I recently watched Nicholas Nickleby (2002), based on the Charles Dickens novel of the same name, and I thoroughly enjoyed it. It is a very light-hearted drama, or perhaps a comedy with dramatic touches — I am not quite sure how to describe it. I was sufficiently touched by the film to read Dickens’ novel, published as a serial in the 1830s.
I am only a little ways in, but I have already found a very interesting aspect to the story that did not make it into the film — and I think I can see why: It is a reminder that there is nothing new under the sun. The villain is Ralph Nickleby, and in the film we learn only that he is engaged in some sort of speculative financial activity that has made him very wealthy — and which requires him to associate with some really sleazy but wealthy people who are intent on becoming more wealthy.
Exactly what that speculation is, we never learn from the film, but clearly it is something a bit questionable. As both novel and film explain, a previous round of this questionable practice meant, “A mania prevailed, a bubble burst, four stock-brokers took villa residences at Florence, four hundred nobodies were ruined….”
In reading the novel, I find myself delighted with how Dickens explains how the villain is making his money. Today, Ralph Nickleby would likely be a bundler for the Obama re-election campaign. In chapter two, we learn that Nickleby and his unindicted co-conspirators are promoting — in the public interest, of course — a startup called the “United Metropolitan Improved Hot Muffin and Crumpet Baking and Punctual Delivery Company.” Nickleby and friends intend to get rich by taking the company public, and immediately selling their founder’s stock.
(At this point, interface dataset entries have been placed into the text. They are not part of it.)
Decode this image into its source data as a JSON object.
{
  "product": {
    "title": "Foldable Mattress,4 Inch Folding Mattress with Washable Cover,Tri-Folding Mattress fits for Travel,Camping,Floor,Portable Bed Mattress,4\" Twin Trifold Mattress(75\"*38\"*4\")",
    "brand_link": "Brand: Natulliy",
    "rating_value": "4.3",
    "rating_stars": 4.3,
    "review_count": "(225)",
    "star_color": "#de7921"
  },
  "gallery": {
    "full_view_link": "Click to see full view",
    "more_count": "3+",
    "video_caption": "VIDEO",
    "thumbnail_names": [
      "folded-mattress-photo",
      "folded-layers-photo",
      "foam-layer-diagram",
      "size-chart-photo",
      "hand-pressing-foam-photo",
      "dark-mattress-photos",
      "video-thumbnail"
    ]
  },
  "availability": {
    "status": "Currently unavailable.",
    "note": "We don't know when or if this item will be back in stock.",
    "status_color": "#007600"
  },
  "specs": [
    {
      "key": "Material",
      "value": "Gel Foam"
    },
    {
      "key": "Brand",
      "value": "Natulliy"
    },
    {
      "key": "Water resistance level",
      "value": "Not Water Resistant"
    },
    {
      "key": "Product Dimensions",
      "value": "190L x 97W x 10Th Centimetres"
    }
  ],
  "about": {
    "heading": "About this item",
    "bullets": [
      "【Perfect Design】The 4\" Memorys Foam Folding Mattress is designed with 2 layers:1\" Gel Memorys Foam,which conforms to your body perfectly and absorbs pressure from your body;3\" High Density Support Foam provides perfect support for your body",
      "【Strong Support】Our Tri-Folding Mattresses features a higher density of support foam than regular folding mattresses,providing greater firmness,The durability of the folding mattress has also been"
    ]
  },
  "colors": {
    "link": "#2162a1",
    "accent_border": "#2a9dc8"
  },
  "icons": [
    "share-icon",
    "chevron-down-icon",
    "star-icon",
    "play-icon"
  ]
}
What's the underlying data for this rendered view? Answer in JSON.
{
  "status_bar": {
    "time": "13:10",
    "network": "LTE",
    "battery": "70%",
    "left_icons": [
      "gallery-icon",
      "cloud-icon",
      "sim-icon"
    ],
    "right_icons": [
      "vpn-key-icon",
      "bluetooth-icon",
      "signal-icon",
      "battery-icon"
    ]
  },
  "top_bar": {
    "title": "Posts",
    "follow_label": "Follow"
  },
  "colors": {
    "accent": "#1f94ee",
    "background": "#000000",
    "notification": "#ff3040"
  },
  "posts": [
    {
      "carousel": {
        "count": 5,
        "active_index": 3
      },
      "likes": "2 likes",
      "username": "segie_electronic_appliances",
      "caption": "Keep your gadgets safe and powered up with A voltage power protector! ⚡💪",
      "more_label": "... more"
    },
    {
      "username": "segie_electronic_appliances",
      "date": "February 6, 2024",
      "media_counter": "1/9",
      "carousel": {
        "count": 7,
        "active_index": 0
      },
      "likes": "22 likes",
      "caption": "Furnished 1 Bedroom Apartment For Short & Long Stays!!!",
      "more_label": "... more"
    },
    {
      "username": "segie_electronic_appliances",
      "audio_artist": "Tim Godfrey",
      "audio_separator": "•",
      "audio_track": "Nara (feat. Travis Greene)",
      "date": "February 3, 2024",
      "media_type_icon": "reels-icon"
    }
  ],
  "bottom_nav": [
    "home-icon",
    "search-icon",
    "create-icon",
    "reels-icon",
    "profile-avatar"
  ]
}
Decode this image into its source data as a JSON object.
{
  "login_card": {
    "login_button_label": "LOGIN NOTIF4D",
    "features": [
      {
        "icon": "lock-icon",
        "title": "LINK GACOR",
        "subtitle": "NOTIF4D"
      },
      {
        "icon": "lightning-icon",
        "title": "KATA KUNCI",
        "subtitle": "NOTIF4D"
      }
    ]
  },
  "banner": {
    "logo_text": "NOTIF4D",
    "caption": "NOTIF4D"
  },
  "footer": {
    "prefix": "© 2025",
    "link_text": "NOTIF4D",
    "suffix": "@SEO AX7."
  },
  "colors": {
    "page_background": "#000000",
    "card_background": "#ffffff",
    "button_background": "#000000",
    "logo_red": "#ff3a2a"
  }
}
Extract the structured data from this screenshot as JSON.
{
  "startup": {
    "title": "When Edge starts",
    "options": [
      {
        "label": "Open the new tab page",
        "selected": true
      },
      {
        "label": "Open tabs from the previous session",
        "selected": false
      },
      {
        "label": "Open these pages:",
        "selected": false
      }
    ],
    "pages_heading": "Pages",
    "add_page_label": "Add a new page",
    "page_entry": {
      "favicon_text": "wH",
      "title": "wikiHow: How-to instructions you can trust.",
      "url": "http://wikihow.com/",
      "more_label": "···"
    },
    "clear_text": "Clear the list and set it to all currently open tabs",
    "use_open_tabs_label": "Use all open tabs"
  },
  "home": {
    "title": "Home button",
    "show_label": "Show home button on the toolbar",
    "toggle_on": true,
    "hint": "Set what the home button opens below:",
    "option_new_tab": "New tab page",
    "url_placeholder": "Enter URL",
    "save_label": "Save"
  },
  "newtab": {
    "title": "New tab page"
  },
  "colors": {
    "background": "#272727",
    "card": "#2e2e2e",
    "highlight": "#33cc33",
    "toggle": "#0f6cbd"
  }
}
Okay, this does not sound so terribly nefarious: they are starting a company that satisfies a public need. Well, not quite. Ralph Nickleby and friends organize a public meeting at which various figures speak of the horrifying social problems that the existing competitive system of bakers and independent delivery contractors create: how the poor were “destitute of the slightest vestige of a muffin”; how “drunkenness, debauchery, and profligacy” were the state of muffin-sellers and the poor “who ought to be muffin consumers”; that the “unhappy youths” who delivered muffins and crumpets to customers at all hours suffered because of bad weather and traffic accidents.
The purpose of the public meeting is to sway emotions of the crowd so that they will sign a petition to Parliament chartering this new corporation — and oh yes, two members of the board, who are M.P.s, will sponsor the bill granting the charter. The charter, of course, does not simply create a corporation. It will abolish “’all muffin (or crumpet) sellers, all traders in muffins (or crumpets) of whatsoever description, whether male or female, boys or men, ringing hand-bells or otherwise’.”